Thousands of millions of injections are delivered every year in developing countries, many of them unsafe, and the transmission of certain bloodborne pathogens via this route is thought to be a major public health problem. In this article we report global and regional estimates of the number of hepatitis B virus (HBV), hepatitis C virus (HCV) and human immunodeficiency virus (HIV) infections that may occur from unsafe injections in the developing world. The estimates were determined using quantitative data on unsafe injection practices, transmission efficiency and disease burden of HBV, HCV and HIV and the prevalence of injection use obtained from a review of the literature. A simple mass-action model was used consisting of a generalized linear equation with variables accounting for the prevalence of a pathogen in a population, susceptibility of a population, transmission efficiency of the pathogen, proportion of injections that are unsafe, and the number of injections received. The model was applied to world census data to generate conservative estimates of incidence of transmission of bloodborne pathogens that may be attributable to unsafe injections. The model suggests that approximately 8-16 million HBV, 2.3-4.7 million HCV and 80,000-160,000 HIV infections may result every year from unsafe injections. The estimated range for HBV infections is in accordance with several epidemiological studies that attributed at least 20% of all new HBV infections to unsafe injections in developing countries. Our results suggest that unsafe injections may lead to a high number of infections with bloodborne pathogens. A major initiative is therefore needed to improve injection safety and decrease injection overuse in many countries.

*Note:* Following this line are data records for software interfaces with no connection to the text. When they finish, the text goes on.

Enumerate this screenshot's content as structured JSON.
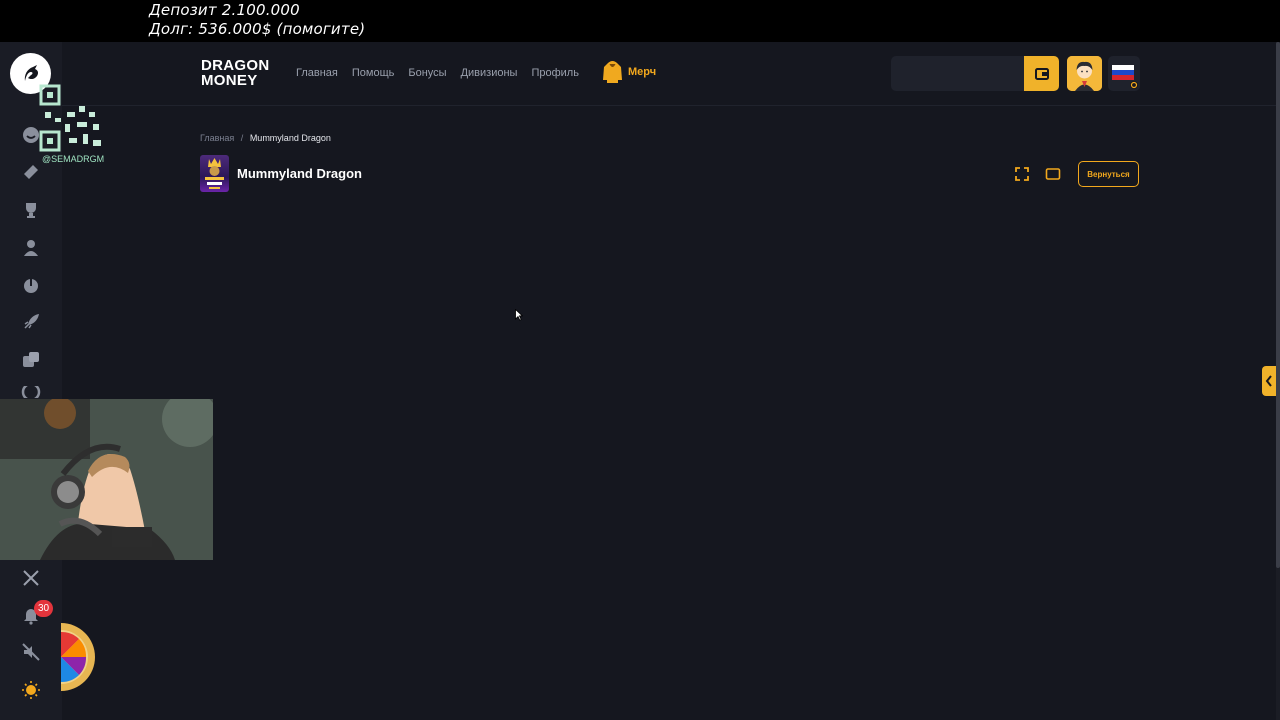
{
  "overlay": {
    "deposit_line": "Депозит 2.100.000",
    "debt_line": "Долг: 536.000$ (помогите)"
  },
  "qr": {
    "handle": "@SEMADRGM"
  },
  "header": {
    "brand_line1": "DRAGON",
    "brand_line2": "MONEY",
    "nav": [
      "Главная",
      "Помощь",
      "Бонусы",
      "Дивизионы",
      "Профиль"
    ],
    "merch_label": "Мерч",
    "search_value": ""
  },
  "breadcrumb": {
    "home": "Главная",
    "separator": "/",
    "current": "Mummyland Dragon"
  },
  "game": {
    "title": "Mummyland Dragon",
    "back_label": "Вернуться"
  },
  "sidebar": {
    "icons": [
      "logo-icon",
      "smile-icon",
      "ticket-icon",
      "trophy-icon",
      "user-icon",
      "joystick-icon",
      "rocket-icon",
      "dice-icon",
      "target-icon",
      "x-icon",
      "bell-icon",
      "mute-icon",
      "light-icon"
    ],
    "notification_count": "30"
  },
  "colors": {
    "accent": "#f2a81d",
    "background": "#15171f",
    "sidebar": "#1a1c25",
    "badge": "#e3343c"
  }
}
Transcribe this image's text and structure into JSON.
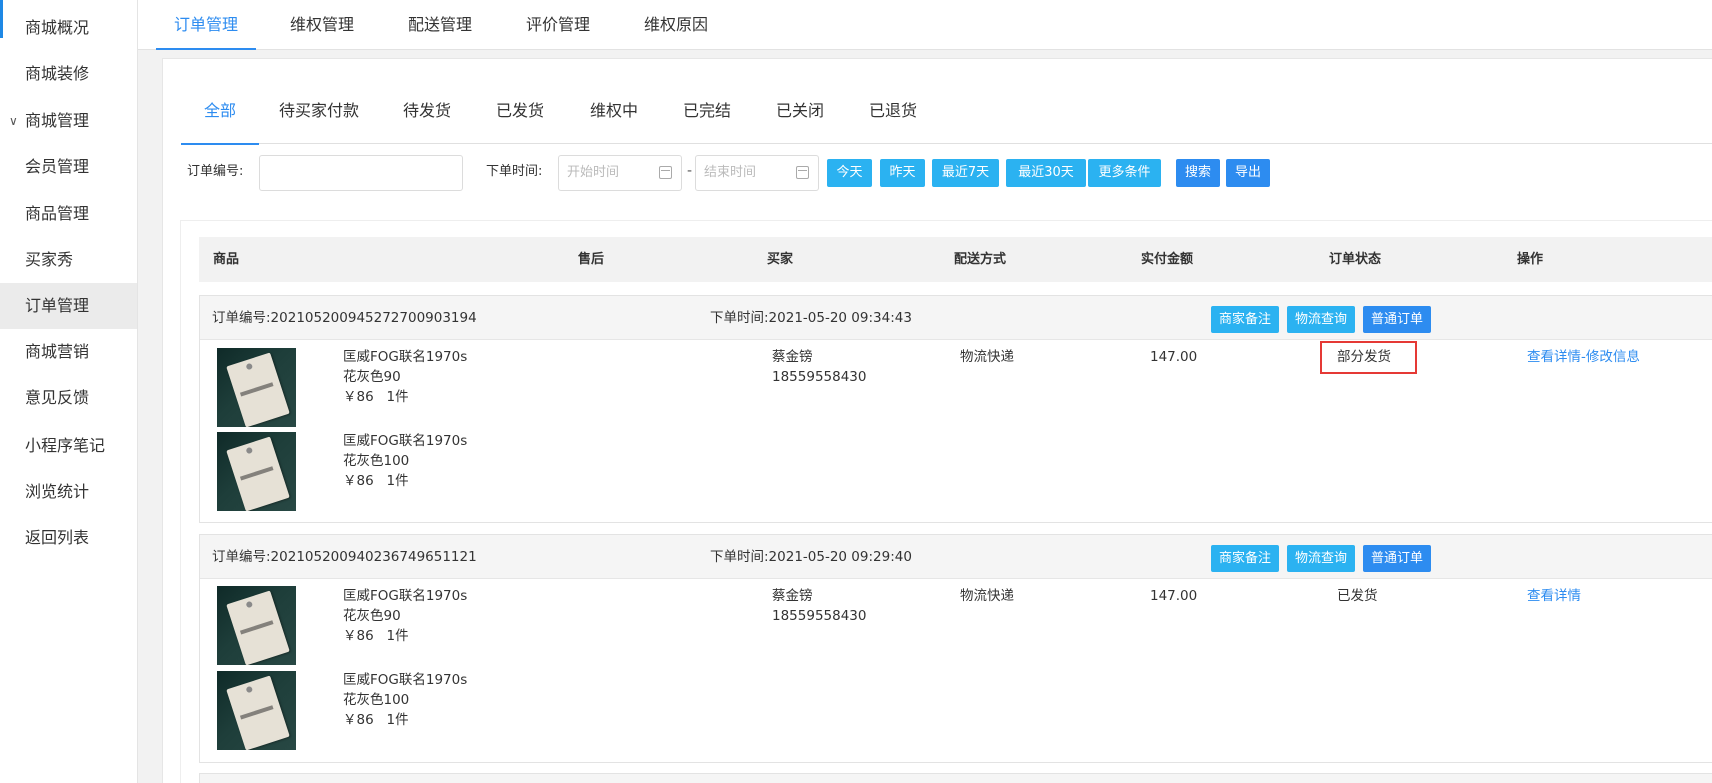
{
  "sidebar": {
    "items": [
      {
        "label": "商城概况"
      },
      {
        "label": "商城装修"
      },
      {
        "label": "商城管理"
      },
      {
        "label": "会员管理"
      },
      {
        "label": "商品管理"
      },
      {
        "label": "买家秀"
      },
      {
        "label": "订单管理"
      },
      {
        "label": "商城营销"
      },
      {
        "label": "意见反馈"
      },
      {
        "label": "小程序笔记"
      },
      {
        "label": "浏览统计"
      },
      {
        "label": "返回列表"
      }
    ],
    "active": "订单管理",
    "expanded_icon": "chevron-down-icon"
  },
  "top_tabs": [
    "订单管理",
    "维权管理",
    "配送管理",
    "评价管理",
    "维权原因"
  ],
  "sub_tabs": [
    "全部",
    "待买家付款",
    "待发货",
    "已发货",
    "维权中",
    "已完结",
    "已关闭",
    "已退货"
  ],
  "filter": {
    "order_no_label": "订单编号:",
    "order_no_value": "",
    "time_label": "下单时间:",
    "start_placeholder": "开始时间",
    "end_placeholder": "结束时间",
    "dash": "-",
    "quick": [
      "今天",
      "昨天",
      "最近7天",
      "最近30天",
      "更多条件"
    ],
    "search": "搜索",
    "export": "导出"
  },
  "table": {
    "headers": [
      "商品",
      "售后",
      "买家",
      "配送方式",
      "实付金额",
      "订单状态",
      "操作"
    ]
  },
  "orders": [
    {
      "no": "订单编号:202105200945272700903194",
      "time": "下单时间:2021-05-20 09:34:43",
      "buttons": [
        "商家备注",
        "物流查询",
        "普通订单"
      ],
      "items": [
        {
          "name": "匡威FOG联名1970s",
          "spec": "花灰色90",
          "price": "￥86   1件"
        },
        {
          "name": "匡威FOG联名1970s",
          "spec": "花灰色100",
          "price": "￥86   1件"
        }
      ],
      "buyer_name": "蔡金镑",
      "buyer_phone": "18559558430",
      "delivery": "物流快递",
      "amount": "147.00",
      "status": "部分发货",
      "actions": [
        "查看详情",
        "-修改信息"
      ]
    },
    {
      "no": "订单编号:202105200940236749651121",
      "time": "下单时间:2021-05-20 09:29:40",
      "buttons": [
        "商家备注",
        "物流查询",
        "普通订单"
      ],
      "items": [
        {
          "name": "匡威FOG联名1970s",
          "spec": "花灰色90",
          "price": "￥86   1件"
        },
        {
          "name": "匡威FOG联名1970s",
          "spec": "花灰色100",
          "price": "￥86   1件"
        }
      ],
      "buyer_name": "蔡金镑",
      "buyer_phone": "18559558430",
      "delivery": "物流快递",
      "amount": "147.00",
      "status": "已发货",
      "actions": [
        "查看详情"
      ]
    }
  ],
  "colors": {
    "accent": "#2d8cf0",
    "quick_button": "#2bb2f1",
    "highlight_border": "#e53935"
  }
}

PIP: This paper reports global and regional estimates of the prevalence of hepatitis B virus (HBV), hepatitis C virus (HBV), and HIV infections that may occur as a result of unsafe injection practices in the developing countries. The estimates were determined using quantitative information on unsafe injection practices, transmission efficiency of pathogen, and disease burden of hepatitis B and C viruses, as well as HIV and the prevalence of injection usage as observed in the literature reviews. A simple mass-action model was utilized in the study and was applied to world census data to generate the conservative estimates of interest. The model showed that about 8-16 million HBV, 2.3-4.7 million HCV, and 80,000-160,000 HIV infections may result from unsafe injections each year. It was also noted that the estimated range of HBV infection is consistent with a number of epidemiological studies that attribute at least 20% of all new cases of HBV infection to unsafe injections in the developing world. Given that unsafe injections may contribute to a high number of infections with bloodborne pathogens, a major effort is necessitated to improve injection safety and reduce injection overuse in many countries.